* _Work instruction_
Which lines in the records below contain the word "экспирацию"? Copy each of them.

* _Material to process_
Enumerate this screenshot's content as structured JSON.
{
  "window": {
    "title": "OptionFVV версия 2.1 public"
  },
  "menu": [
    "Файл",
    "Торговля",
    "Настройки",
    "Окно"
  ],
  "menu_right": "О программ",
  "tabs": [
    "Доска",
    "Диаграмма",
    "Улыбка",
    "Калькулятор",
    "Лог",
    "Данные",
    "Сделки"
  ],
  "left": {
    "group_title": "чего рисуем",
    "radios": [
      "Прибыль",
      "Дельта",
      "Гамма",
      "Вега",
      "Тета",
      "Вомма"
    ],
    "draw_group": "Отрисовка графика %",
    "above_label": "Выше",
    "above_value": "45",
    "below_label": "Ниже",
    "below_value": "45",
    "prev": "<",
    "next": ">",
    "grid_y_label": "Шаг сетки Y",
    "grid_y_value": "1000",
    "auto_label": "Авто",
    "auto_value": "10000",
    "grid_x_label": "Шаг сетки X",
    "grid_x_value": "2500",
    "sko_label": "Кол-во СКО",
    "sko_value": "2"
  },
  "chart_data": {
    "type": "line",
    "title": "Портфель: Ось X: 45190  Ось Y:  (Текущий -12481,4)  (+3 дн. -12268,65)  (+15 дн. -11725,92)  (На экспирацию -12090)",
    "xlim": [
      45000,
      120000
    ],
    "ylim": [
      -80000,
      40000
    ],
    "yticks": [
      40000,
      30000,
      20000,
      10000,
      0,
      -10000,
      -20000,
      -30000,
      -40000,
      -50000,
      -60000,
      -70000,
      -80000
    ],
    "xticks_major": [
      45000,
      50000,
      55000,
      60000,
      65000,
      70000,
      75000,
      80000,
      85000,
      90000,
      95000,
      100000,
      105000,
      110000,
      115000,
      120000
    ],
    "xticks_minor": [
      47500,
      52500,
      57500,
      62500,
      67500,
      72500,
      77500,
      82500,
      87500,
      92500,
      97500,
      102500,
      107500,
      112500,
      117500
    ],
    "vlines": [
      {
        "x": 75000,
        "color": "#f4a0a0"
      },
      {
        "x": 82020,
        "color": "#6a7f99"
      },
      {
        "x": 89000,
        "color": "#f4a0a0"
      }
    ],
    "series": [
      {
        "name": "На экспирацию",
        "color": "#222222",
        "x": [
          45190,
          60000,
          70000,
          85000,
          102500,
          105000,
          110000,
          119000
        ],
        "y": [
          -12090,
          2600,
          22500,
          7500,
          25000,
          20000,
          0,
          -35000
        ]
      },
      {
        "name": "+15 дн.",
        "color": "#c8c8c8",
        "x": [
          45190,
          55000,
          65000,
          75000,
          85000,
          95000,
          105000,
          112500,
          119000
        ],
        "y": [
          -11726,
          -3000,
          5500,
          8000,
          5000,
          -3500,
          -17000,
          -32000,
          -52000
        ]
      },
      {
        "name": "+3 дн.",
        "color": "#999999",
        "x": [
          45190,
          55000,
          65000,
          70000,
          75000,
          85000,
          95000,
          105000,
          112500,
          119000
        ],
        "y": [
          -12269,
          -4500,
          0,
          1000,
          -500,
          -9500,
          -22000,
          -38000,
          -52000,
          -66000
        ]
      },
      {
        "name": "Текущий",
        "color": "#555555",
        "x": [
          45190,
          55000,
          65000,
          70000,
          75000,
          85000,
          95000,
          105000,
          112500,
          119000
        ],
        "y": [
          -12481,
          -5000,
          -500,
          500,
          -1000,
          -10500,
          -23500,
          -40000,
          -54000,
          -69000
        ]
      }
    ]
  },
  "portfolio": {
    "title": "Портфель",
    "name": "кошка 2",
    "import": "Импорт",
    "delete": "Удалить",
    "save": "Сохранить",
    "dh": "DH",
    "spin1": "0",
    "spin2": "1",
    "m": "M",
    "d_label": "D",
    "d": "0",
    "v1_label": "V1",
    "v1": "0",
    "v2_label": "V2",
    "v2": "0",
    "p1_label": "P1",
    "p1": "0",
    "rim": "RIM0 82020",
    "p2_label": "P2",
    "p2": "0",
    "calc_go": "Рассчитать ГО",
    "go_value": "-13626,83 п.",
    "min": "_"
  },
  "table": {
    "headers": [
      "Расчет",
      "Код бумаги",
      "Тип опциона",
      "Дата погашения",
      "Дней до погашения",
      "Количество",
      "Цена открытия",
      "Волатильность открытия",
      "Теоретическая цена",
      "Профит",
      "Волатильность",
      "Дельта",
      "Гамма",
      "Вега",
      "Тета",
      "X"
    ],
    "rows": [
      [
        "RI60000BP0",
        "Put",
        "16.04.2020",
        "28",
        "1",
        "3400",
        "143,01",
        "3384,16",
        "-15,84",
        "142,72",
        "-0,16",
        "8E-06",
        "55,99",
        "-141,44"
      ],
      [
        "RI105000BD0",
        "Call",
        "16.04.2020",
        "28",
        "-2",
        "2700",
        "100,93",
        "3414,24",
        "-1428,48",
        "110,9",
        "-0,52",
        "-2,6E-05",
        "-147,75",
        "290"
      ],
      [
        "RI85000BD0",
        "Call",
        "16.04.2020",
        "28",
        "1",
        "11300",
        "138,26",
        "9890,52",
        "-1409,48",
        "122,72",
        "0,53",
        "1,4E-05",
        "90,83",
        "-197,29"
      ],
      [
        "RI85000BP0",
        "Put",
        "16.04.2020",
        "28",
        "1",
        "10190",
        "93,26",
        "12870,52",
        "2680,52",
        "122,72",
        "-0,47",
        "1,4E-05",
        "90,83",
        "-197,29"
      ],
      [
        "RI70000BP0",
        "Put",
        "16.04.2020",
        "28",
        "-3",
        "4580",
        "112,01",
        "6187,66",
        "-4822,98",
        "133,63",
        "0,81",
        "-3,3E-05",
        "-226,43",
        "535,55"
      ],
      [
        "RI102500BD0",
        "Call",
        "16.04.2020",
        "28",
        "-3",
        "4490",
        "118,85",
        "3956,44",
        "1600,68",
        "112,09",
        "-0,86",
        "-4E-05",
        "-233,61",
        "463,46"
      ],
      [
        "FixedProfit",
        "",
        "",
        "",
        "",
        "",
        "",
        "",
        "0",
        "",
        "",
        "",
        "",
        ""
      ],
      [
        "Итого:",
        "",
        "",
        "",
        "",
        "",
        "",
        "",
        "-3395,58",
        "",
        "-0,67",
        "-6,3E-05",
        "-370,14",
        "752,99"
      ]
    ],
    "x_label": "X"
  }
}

* _Answer box_
    "title": "Портфель: Ось X: 45190  Ось Y:  (Текущий -12481,4)  (+3 дн. -12268,65)  (+15 дн. -11725,92)  (На экспирацию -12090)",
        "name": "На экспирацию",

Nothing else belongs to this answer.